This space is dedicated to coordinators who would like to announce their meetings, publications and books, major findings of their projects, etc.
Please send us your contributions for the next issue by 1 March 2005.
The IPROSEC project, coordinated by Linda Hantrais, brought together social scientists from eight EU Member States (France, Germany, Greece, Ireland, Italy, Spain, Sweden, UK) and three of the then candidate countries (Estonia, Hungary, Poland), representing different waves of EU membership and welfare arrangements. The research was designed to inform policy by developing a greater understanding of socio-demographic change in Europe, the social and economic challenges such change presents, and the efficacy of the policy responses formulated by national governments and at EU level. The project was particularly concerned with changing family structures and relationships and their interface with policy. The project team analysed the policy process, inputs, outcomes and impacts, and assessed the potential for cross-border learning and policy development.
Comparative statistical analysis of socio-economic change (population decline and ageing, family structure, gender, intergenerational relations) showed that, in the closing decades of the 20th century, trends were generally moving in the same direction, but not all countries started from the same base, and change had occurred at a different rate and pace both between and within countries.
Although many of these challenges raised are similar, policy context analysis and interviews with policy actors, including family members, indicated that the approaches adopted by governments in response to change varied according to the policy environment, the political and economic climate and the legitimacy and social acceptability of state intervention in family life.
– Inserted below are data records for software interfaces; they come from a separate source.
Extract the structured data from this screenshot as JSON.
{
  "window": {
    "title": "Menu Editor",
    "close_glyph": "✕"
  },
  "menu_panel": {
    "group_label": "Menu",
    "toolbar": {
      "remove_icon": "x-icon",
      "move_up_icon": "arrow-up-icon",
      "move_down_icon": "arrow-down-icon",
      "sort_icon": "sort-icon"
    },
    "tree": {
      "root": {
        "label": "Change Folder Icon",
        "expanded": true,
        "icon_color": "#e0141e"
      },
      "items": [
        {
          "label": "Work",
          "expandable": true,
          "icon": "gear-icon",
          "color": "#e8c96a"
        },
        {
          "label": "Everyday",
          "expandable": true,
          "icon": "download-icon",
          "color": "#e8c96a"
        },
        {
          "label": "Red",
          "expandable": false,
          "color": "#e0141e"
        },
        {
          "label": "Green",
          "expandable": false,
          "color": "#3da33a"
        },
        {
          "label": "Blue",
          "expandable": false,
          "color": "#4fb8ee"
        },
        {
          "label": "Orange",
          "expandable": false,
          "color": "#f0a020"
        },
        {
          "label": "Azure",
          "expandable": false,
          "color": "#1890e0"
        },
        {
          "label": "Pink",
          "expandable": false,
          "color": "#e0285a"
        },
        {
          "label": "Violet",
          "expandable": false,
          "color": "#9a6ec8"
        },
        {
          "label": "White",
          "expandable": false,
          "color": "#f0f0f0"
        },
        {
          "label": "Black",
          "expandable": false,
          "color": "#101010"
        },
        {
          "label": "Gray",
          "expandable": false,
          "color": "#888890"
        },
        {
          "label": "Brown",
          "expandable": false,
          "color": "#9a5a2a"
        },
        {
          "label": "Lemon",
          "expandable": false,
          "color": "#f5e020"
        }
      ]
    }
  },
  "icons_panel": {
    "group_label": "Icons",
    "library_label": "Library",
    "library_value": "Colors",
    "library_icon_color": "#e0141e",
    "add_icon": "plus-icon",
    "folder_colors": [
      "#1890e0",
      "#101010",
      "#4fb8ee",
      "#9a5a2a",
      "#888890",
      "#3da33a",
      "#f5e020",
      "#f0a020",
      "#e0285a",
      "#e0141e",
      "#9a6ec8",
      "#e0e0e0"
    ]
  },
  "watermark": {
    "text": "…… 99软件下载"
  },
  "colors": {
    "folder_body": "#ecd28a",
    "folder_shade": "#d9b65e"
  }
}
The IPROSEC countries fell into several clusters in terms of the historical development of policy targeting families, its design and structure, and the vehicles used for delivery:
Between the two extremes are countries, including Germany, Ireland and the United Kingdom, where the rhetoric is supportive of families, but where policy actors are often reluctant to intervene in private life. Universalistic, or "one-size-fits-all', solutions to socio-economic problems across Europe were not, therefore, found to be appropriate in the area of family life.
Comparative analysis of the research materials suggested a number of conditions that need to be met if policy is to be effective in responding to family change:
Full details of this work, including a pdf version of a series of publications from the project (Cross-National Research Papers), can be found on: www.iprosec.org.uk
In addition to printed versions of the seven issues of Cross-National Research Papers, the following books have been published based on materials from the IPROSEC project:
The "FamWork' project addresses the reconciliation of family and professional work responsibilities. The project takes a psychological perspective and focuses particularly on the modalities of balancing family and work demands among couples with young children in different European countries. It deals with the internal and external stressors and resources that influence the sharing modalities of young couples with pre-school children concerning two important life domains: family and work.
The project is a joint research endeavour by seven European research teams and is presently in the phase of data analysis. The data collection was based on a total sample of 1 400 couples with young children.
Besides socio-statistical data referring to specific historical and contemporary conditions of the participating nations, a core assessment battery of questionnaires was applied. In addition, an innovative assessment technique consisting of a computer-aided in vivo self-monitoring of couples was used to complement the data.
The findings of the project (available on the project's website) will provide valuable data that can be used for intervention purposes but also for political decision-making to implement appropriate infrastructural resources to ease external strains with which young parents are often confronted.
The SOCOHO project, funded under the Fifth Framework Programme, was intended to investigate the challenges to the national housing systems resulting from the current crisis of social cohesion. By means of a comparative study it shows how the various housing systems respond to these challenges.
The approach adopted by the SOCOHO project combines an analysis of the European Household Panel data with supplementary research in six selected countries (Austria, France, Spain, Sweden, The Netherlands and the United Kingdom). The following report presents the results at EU15 level.
The SOCOHO findings show that the housing systems of the EU Member States are very important factors in the maintenance of social cohesion. Housing systems have a decisive impact on the risk of poverty and on the extent of social and ethnic segregation. Housing systems may ease or aggravate the households coping with the current transformation of family and demographic structures.
The SOCOHO findings also show that the general conditions created in the last decades at European level clearly limit the options open to the Member States in the area of housing policy. At national levels, restrictive budget policies were enforced, which led to reductions in housing subsidies. At the same time, step-by-step, the European Union has been promoting new relationships between the market, the state and institutions of the public sector of the economy (e.g. low-or non-profit housing organisations), which gradually reduced the impact of public bodies on housing market regulations. Thus, not only the economic basis, but the political basis of the housing policy too was undermined. In this way the European Union reduced the national housing systems' capacity to secure social cohesion.
To re-establish the action potential of the national housing policies, a new definition is necessary for the roles to be played by the market, the state and the social economy at European level. Therefore, in spite of the lack of a formal EU housing mandate, the strengthening of national housing policies to secure social cohesion would have deep consequences at European level.
Published reports and books as a result of this project: